▶ _Exercise prompt_: Report every line below that carries the word "ffffff".

(Raw data begins)

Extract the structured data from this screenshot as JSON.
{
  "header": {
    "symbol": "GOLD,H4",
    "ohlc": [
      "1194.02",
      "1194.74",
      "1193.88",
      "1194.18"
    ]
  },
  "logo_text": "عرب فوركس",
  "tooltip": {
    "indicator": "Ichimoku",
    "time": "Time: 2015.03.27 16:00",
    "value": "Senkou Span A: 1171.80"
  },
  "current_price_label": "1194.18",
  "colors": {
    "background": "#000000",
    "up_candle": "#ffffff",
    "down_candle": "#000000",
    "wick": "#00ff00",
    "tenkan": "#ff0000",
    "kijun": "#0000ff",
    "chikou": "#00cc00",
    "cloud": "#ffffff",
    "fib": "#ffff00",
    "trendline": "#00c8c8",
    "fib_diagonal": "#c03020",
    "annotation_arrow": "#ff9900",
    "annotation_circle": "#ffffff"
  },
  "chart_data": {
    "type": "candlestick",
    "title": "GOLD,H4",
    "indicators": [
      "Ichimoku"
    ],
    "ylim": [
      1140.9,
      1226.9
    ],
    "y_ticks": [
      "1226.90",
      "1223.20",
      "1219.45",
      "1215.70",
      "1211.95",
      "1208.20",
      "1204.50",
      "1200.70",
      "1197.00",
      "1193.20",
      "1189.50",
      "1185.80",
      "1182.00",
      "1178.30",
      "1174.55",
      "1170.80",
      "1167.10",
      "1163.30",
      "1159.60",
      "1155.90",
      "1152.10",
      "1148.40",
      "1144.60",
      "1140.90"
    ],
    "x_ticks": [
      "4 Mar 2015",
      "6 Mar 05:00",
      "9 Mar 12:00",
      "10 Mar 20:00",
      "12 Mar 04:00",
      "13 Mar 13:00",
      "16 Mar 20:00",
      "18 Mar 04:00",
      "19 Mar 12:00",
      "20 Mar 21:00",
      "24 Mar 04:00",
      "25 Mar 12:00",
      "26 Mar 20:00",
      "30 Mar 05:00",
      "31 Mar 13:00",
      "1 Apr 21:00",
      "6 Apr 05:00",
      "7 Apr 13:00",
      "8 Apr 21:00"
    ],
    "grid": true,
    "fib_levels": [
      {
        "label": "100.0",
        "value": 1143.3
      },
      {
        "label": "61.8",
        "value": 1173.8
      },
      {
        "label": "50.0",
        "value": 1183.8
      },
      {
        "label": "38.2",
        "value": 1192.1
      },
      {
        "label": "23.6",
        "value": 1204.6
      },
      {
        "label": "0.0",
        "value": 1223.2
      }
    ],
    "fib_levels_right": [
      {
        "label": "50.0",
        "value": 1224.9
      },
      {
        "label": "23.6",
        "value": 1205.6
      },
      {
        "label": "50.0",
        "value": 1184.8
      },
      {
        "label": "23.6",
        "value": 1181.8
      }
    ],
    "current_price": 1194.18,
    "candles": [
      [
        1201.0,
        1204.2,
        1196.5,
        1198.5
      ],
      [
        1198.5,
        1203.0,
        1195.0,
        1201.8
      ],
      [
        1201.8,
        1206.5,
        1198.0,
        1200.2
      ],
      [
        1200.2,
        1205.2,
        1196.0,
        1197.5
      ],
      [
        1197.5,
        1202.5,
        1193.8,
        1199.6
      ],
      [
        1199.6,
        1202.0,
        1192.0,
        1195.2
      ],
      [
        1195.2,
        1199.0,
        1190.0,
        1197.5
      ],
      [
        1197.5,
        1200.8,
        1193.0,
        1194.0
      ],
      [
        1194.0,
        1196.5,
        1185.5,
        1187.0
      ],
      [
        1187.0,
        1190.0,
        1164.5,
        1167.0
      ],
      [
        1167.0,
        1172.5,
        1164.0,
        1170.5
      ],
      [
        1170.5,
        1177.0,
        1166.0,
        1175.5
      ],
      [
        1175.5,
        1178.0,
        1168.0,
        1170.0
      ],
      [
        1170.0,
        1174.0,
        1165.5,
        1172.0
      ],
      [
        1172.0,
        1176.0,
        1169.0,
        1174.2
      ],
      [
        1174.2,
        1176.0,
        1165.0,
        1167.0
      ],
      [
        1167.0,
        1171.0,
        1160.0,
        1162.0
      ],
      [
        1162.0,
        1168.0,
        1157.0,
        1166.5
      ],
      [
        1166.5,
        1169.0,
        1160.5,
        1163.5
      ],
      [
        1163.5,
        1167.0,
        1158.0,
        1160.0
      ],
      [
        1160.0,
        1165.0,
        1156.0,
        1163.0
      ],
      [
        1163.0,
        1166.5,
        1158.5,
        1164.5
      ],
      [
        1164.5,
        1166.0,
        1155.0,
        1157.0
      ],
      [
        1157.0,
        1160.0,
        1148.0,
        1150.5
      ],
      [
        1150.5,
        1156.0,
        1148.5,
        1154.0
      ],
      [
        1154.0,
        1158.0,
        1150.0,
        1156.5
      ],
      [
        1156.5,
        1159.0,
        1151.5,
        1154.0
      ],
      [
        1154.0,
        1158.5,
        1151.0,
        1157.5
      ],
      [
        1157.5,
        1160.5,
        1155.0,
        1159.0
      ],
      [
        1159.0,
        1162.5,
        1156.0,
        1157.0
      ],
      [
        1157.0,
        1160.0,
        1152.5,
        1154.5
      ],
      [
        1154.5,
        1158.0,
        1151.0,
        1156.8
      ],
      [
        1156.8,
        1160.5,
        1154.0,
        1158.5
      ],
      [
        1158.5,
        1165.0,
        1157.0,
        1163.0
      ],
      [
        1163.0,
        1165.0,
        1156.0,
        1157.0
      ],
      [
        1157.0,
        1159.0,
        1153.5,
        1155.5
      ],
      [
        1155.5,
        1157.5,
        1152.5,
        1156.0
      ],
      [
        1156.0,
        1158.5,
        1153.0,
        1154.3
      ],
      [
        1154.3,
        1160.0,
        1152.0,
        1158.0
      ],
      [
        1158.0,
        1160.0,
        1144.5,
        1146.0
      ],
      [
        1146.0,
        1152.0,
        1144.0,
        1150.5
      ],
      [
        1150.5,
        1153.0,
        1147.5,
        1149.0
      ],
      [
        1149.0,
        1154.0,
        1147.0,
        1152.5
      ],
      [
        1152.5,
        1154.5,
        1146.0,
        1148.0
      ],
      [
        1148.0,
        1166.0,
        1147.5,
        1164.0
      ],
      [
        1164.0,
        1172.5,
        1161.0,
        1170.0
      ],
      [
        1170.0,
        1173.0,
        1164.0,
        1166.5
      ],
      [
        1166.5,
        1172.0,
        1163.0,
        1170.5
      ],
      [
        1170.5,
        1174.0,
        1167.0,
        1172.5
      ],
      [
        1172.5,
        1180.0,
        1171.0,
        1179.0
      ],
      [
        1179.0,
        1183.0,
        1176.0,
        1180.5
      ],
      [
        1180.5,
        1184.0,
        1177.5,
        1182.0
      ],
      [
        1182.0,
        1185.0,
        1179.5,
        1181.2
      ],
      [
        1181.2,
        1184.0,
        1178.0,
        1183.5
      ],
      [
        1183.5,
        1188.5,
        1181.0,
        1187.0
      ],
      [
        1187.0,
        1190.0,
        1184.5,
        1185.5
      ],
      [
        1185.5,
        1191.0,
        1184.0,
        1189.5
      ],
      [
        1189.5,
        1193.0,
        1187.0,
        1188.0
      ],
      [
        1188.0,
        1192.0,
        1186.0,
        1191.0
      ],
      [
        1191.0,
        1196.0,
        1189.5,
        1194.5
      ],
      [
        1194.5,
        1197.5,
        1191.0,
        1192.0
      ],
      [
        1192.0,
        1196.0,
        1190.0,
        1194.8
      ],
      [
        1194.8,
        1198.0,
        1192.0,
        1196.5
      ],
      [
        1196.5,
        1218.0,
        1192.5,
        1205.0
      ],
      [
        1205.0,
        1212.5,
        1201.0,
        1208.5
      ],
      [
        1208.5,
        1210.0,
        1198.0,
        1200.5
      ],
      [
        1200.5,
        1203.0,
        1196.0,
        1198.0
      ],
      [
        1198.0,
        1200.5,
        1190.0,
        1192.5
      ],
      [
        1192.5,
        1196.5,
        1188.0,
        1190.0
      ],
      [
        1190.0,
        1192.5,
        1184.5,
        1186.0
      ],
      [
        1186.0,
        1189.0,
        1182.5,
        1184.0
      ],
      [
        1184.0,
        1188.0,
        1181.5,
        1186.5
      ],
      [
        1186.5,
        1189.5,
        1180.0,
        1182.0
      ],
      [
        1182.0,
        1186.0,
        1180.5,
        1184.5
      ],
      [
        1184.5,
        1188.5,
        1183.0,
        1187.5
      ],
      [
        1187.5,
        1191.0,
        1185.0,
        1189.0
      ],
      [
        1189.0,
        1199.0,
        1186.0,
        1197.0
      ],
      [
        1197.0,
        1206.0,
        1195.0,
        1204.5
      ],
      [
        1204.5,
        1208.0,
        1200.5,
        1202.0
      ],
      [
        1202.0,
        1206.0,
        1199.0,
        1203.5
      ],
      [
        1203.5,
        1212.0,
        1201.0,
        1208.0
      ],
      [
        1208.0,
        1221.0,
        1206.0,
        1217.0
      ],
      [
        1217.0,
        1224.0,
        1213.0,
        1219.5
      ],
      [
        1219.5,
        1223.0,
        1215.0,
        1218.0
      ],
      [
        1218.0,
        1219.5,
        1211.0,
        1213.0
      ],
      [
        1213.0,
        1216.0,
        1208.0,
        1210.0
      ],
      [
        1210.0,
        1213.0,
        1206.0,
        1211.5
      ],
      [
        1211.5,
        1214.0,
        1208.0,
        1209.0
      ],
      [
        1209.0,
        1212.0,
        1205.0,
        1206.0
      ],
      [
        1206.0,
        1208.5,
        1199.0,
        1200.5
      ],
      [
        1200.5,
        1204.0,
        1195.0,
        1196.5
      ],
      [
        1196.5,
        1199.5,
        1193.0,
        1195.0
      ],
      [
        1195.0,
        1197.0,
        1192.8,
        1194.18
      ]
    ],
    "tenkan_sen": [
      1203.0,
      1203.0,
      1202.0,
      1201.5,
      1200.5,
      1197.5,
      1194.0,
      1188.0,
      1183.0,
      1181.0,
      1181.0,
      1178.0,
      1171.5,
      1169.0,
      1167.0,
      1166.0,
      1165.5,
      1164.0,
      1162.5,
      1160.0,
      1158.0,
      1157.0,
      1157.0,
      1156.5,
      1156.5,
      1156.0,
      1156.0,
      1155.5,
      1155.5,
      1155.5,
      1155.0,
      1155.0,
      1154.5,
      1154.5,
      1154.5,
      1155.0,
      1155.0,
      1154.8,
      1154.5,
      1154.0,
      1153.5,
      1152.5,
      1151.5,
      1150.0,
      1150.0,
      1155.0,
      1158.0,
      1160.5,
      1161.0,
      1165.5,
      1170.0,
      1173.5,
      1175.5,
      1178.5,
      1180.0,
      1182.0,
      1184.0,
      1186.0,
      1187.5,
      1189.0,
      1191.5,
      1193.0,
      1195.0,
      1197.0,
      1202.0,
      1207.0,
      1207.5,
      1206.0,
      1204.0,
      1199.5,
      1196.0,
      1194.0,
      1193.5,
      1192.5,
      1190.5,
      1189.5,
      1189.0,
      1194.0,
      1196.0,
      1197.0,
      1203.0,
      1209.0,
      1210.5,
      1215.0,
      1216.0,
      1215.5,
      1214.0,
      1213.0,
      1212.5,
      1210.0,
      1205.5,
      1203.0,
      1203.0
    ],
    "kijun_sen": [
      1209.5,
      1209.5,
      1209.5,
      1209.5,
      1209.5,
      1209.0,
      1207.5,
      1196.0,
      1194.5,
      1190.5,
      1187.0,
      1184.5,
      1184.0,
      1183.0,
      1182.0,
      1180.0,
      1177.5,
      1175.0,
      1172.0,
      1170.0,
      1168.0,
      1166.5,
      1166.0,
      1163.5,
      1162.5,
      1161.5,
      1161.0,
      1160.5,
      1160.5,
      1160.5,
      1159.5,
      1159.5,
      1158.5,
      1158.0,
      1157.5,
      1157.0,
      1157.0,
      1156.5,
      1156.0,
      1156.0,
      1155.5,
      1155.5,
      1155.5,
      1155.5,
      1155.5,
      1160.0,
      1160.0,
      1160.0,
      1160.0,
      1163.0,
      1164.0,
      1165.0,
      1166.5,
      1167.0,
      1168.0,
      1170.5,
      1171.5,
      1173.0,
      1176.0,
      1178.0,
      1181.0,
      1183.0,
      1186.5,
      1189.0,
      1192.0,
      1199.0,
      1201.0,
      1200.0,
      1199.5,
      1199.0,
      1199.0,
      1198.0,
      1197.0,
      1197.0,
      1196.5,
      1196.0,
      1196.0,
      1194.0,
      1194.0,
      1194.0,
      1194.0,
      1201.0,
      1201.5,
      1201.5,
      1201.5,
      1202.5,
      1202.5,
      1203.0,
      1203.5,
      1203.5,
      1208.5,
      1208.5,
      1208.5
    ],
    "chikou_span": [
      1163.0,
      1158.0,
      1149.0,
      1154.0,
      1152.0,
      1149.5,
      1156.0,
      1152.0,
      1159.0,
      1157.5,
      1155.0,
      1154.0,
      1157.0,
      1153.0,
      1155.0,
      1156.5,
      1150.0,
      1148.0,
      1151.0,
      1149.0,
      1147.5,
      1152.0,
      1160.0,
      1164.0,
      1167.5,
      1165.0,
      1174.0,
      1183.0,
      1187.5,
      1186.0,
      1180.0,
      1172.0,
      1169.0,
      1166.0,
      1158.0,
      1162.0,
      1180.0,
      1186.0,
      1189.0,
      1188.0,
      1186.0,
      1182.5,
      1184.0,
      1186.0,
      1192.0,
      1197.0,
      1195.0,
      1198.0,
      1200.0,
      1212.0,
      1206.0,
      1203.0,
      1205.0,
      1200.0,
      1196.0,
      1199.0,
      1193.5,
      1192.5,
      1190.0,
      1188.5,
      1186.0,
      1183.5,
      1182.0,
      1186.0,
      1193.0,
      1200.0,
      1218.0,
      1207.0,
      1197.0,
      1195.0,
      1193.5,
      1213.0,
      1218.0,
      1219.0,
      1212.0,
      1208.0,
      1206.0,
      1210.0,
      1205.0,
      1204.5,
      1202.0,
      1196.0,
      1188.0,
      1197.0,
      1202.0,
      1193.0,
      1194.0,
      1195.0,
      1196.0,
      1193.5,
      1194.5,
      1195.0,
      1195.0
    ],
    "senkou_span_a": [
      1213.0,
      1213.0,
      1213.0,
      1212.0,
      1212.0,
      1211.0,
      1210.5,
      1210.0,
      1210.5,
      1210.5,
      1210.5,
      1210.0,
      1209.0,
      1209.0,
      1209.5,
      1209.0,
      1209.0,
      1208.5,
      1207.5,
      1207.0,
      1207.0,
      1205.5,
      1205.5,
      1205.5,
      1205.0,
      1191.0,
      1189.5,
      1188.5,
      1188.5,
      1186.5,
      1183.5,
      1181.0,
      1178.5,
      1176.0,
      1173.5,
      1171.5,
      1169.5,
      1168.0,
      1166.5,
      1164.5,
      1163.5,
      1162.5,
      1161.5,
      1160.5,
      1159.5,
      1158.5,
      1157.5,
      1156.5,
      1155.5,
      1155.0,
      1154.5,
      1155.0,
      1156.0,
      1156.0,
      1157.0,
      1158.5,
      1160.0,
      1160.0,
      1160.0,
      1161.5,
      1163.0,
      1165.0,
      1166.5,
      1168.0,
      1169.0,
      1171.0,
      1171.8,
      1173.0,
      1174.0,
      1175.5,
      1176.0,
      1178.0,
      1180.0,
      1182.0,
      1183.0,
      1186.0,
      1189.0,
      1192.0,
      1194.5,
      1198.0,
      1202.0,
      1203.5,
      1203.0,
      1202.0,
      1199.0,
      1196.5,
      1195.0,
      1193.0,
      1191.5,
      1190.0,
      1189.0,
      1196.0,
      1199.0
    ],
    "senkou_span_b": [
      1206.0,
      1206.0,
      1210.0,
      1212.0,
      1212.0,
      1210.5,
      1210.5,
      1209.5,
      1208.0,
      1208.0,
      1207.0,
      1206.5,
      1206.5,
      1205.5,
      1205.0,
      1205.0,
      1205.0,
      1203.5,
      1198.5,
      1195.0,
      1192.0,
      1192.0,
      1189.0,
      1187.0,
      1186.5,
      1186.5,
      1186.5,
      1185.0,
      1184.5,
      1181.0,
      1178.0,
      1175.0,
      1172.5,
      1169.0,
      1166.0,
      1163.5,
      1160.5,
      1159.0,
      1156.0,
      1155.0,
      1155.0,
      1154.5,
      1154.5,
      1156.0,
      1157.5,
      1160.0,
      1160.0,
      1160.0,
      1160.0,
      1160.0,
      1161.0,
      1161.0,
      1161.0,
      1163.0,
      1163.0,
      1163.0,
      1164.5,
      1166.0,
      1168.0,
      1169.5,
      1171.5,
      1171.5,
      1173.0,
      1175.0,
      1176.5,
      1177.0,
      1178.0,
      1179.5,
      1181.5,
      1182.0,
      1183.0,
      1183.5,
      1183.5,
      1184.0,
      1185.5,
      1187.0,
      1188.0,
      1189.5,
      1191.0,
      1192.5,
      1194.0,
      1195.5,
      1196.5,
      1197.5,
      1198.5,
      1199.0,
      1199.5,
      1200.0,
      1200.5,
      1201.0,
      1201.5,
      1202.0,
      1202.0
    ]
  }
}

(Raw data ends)

▶ _The completed task_:
    "up_candle": "#ffffff",
    "cloud": "#ffffff",
    "annotation_circle": "#ffffff"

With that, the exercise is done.